unexpected volatility was below or above its historical average. Both strategies were found to outperform static strategies out of sample.

It is important to consider transaction costs when comparing the performance of dynamic and static strategies. Frequent rebalancing can offset the potential excess return of a dynamic strategy as described by Bauer et al. (2004). Ang and Bekaert (2002, 2004), Guidolin and Timmermann (2007), and Zakamulin (2014) did not account for transaction costs. Reporting the break-even trans-action, as done by Kritzman et al. (2012), is the most meaningful approach as the transaction costs faced by private investors are likely to exceed those of pro-fessionals who can implement dynamic strategies in a cost-efficient way using financial derivatives like futures or swaps.

Another issue neglected in many studies is out-of-sample testing.
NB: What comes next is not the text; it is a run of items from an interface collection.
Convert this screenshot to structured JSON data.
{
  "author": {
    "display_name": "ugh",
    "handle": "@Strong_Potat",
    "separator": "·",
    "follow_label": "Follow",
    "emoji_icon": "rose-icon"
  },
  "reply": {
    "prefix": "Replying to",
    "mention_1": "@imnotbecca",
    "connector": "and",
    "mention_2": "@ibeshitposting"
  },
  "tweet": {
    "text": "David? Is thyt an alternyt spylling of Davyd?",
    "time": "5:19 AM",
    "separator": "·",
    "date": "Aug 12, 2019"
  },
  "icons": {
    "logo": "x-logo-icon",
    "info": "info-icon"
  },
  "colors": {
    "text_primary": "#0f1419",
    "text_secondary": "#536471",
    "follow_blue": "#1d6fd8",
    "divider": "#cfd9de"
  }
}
Testing a model on the same data that it was fitted to does not reveal its actual potential.

As noted by Bauer et al. (2004), the out-of-sample potential is likely to be lower (than the in-sample performance), as investors do not have perfect foresight. It is not unusual that non-linear techniques provide a good in-sample fit, yet get outperformed by a random walk when used for out-of-sample forecasting. Dacco and Satchell (1999) showed that it only takes a small estimation error to lose any advantage from knowing the correct model specification. Thus, a good in-sample fit but no outperformance over a random walk in terms of mean squared error out of sample does not necessarily imply that a model is overfitting. Dacco and Satchell (1999) argued that the performance should instead be evaluated by methods appropriate for the particular problem, in this case economic profit or excess return. An example is Ammann and Verhofen (2006), who found a regime-switching strategy to be profitable out of sample although the forecasting ability of the underlying model was weak compared to a random walk.
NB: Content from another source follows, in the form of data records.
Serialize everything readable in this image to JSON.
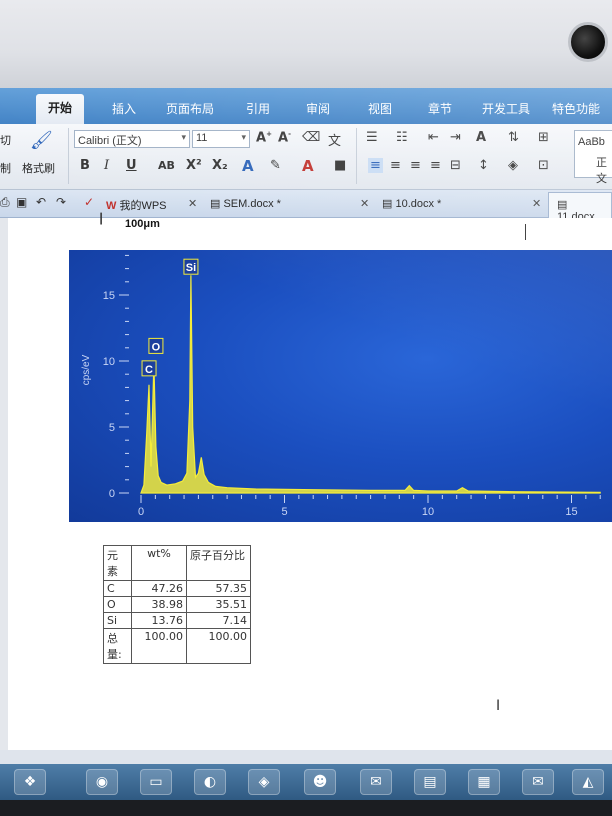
{
  "ribbon": {
    "tabs": [
      "开始",
      "插入",
      "页面布局",
      "引用",
      "审阅",
      "视图",
      "章节",
      "开发工具",
      "特色功能"
    ],
    "clipboard": {
      "cut": "切",
      "copy": "制",
      "format_painter": "格式刷"
    },
    "font": {
      "name": "Calibri (正文)",
      "size": "11"
    },
    "style_preview": {
      "sample": "AaBb",
      "name": "正文"
    }
  },
  "doc_tabs": [
    {
      "label": "我的WPS",
      "active": false
    },
    {
      "label": "SEM.docx *",
      "active": false
    },
    {
      "label": "10.docx *",
      "active": false
    },
    {
      "label": "11.docx",
      "active": true
    }
  ],
  "document": {
    "scale_label": "100μm",
    "spectrum": {
      "chart_data": {
        "type": "line",
        "xlabel": "",
        "ylabel": "cps/eV",
        "xlim": [
          0,
          16
        ],
        "ylim": [
          0,
          18
        ],
        "x_ticks": [
          0,
          5,
          10,
          15
        ],
        "y_ticks": [
          0,
          5,
          10,
          15
        ],
        "grid": false,
        "series": [
          {
            "x": [
              0,
              0.1,
              0.2,
              0.28,
              0.35,
              0.45,
              0.52,
              0.6,
              0.7,
              0.9,
              1.2,
              1.45,
              1.6,
              1.7,
              1.74,
              1.8,
              1.9,
              2.0,
              2.1,
              2.2,
              2.35,
              2.6,
              3.0,
              4.0,
              6.0,
              8.0,
              9.2,
              9.35,
              9.5,
              10.0,
              11.0,
              11.2,
              11.4,
              13.0,
              16.0
            ],
            "y": [
              0,
              0.6,
              4.5,
              8.2,
              2.0,
              9.8,
              3.5,
              1.3,
              0.8,
              0.6,
              0.7,
              0.9,
              1.5,
              7.0,
              16.5,
              5.0,
              1.2,
              1.5,
              2.7,
              1.4,
              0.8,
              0.5,
              0.4,
              0.3,
              0.25,
              0.2,
              0.2,
              0.55,
              0.2,
              0.15,
              0.15,
              0.4,
              0.15,
              0.1,
              0.05
            ]
          }
        ],
        "annotations": [
          {
            "label": "Si",
            "x": 1.74,
            "y": 16.5
          },
          {
            "label": "O",
            "x": 0.52,
            "y": 10.5
          },
          {
            "label": "C",
            "x": 0.28,
            "y": 8.8
          }
        ],
        "colors": {
          "line": "#f4ec3a",
          "background": "#1b4fc0",
          "axis": "#c9d6f5"
        }
      }
    },
    "table": {
      "header": [
        "元素",
        "wt%",
        "原子百分比"
      ],
      "rows": [
        [
          "C",
          "47.26",
          "57.35"
        ],
        [
          "O",
          "38.98",
          "35.51"
        ],
        [
          "Si",
          "13.76",
          "7.14"
        ],
        [
          "总量:",
          "100.00",
          "100.00"
        ]
      ]
    }
  }
}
A poor out-of-sample performance can also be an indication that the data-generating process is non-stationary. Rydén et al. (1998) found that the pa-rameters of the estimated HMMs varied considerably through the 63-year data period they studied. This can be addressed by applying an adaptive estimation technique that allows the parameters of the model to be gradually changing through the sample period by assigning more weight to the most recent observa-tions. This is increasingly important the longer the data period is. Adaptivity is often used within other areas for automatic regulation (see e.g. Krstic et al.

1995) and modeling and forecasting (see e.g. Pinson and Madsen 2012), but it has not received the same attention within empirical finance.

Of the referenced studies, Kritzman et al. (2012) were the only ones that did not identify regimes in asset prices, but instead forecasted regimes in important drivers of asset returns and then reallocated assets accordingly. If financial markets are efficient, the outlook for the economy should be reflected in asset prices to the extent that it can be predicted. The use of macroeconomic data in this connection is troublesome due to the delay in availability, the low frequency

In document Regime-Based Asset Allocation (Sider 22-25)